┌─ Entries provided

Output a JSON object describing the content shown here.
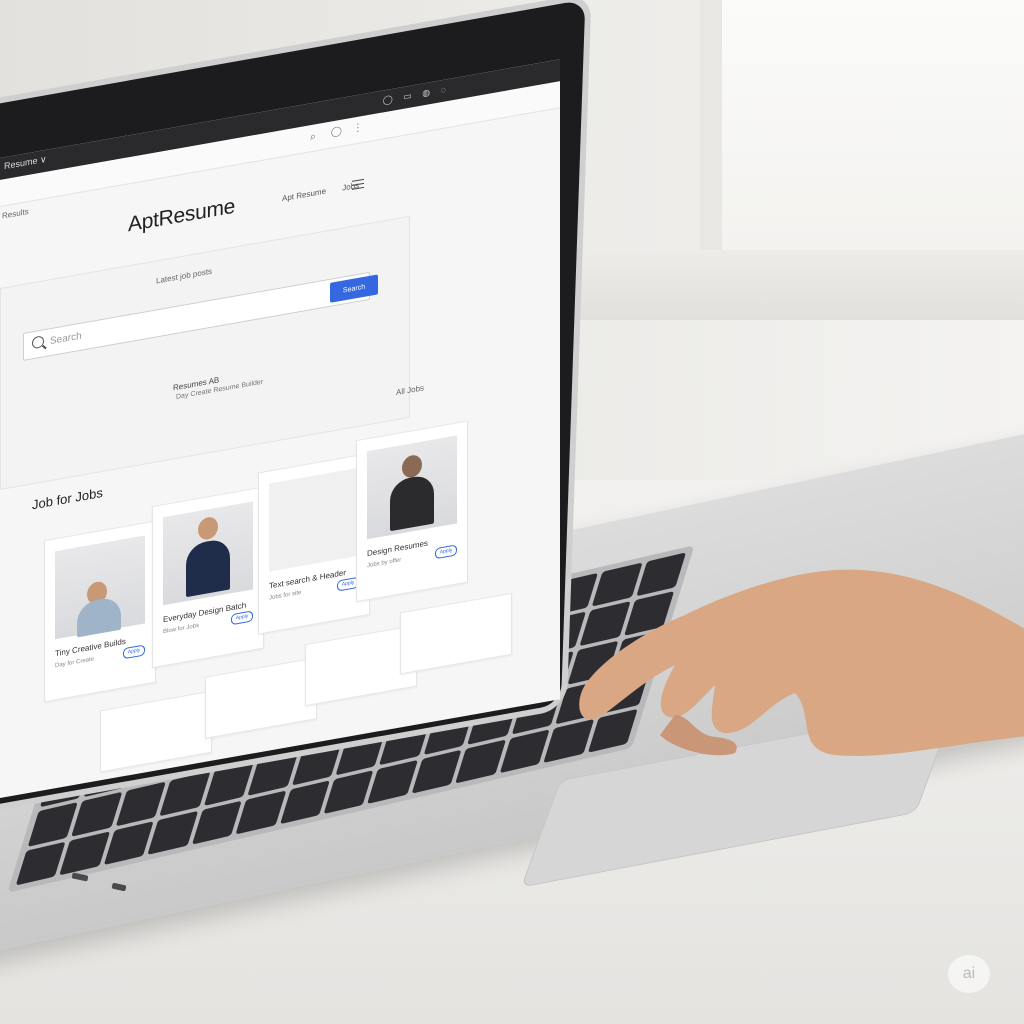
{
  "browser": {
    "tab_label": "Resume ∨",
    "bookmark_label": "Results"
  },
  "site": {
    "logo": "AptResume",
    "nav": [
      "Apt Resume",
      "Jobs"
    ],
    "hero_caption": "Latest job posts",
    "search_placeholder": "Search",
    "search_button": "Search",
    "hero_sub1": "Resumes AB",
    "hero_sub2": "Day Create Resume Builder",
    "filter_label": "All Jobs",
    "section_title": "Job for Jobs",
    "cards": [
      {
        "name": "Tiny Creative Builds",
        "meta": "Day for Create",
        "pill": "Apply"
      },
      {
        "name": "Everyday Design Batch",
        "meta": "Blow for Jobs",
        "pill": "Apply"
      },
      {
        "name": "Text search & Header",
        "meta": "Jobs for site",
        "pill": "Apply"
      },
      {
        "name": "Design Resumes",
        "meta": "Jobs by offer",
        "pill": "Apply"
      }
    ]
  },
  "watermark": "ai",
  "colors": {
    "accent": "#3568e0",
    "screen_bg": "#f6f6f6",
    "bezel": "#1c1c1f"
  }
}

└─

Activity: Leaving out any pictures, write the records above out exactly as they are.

Output for this exercise:
Output a JSON object describing the content shown here.
{
  "browser": {
    "tab_label": "Resume ∨",
    "bookmark_label": "Results"
  },
  "site": {
    "logo": "AptResume",
    "nav": [
      "Apt Resume",
      "Jobs"
    ],
    "hero_caption": "Latest job posts",
    "search_placeholder": "Search",
    "search_button": "Search",
    "hero_sub1": "Resumes AB",
    "hero_sub2": "Day Create Resume Builder",
    "filter_label": "All Jobs",
    "section_title": "Job for Jobs",
    "cards": [
      {
        "name": "Tiny Creative Builds",
        "meta": "Day for Create",
        "pill": "Apply"
      },
      {
        "name": "Everyday Design Batch",
        "meta": "Blow for Jobs",
        "pill": "Apply"
      },
      {
        "name": "Text search & Header",
        "meta": "Jobs for site",
        "pill": "Apply"
      },
      {
        "name": "Design Resumes",
        "meta": "Jobs by offer",
        "pill": "Apply"
      }
    ]
  },
  "watermark": "ai",
  "colors": {
    "accent": "#3568e0",
    "screen_bg": "#f6f6f6",
    "bezel": "#1c1c1f"
  }
}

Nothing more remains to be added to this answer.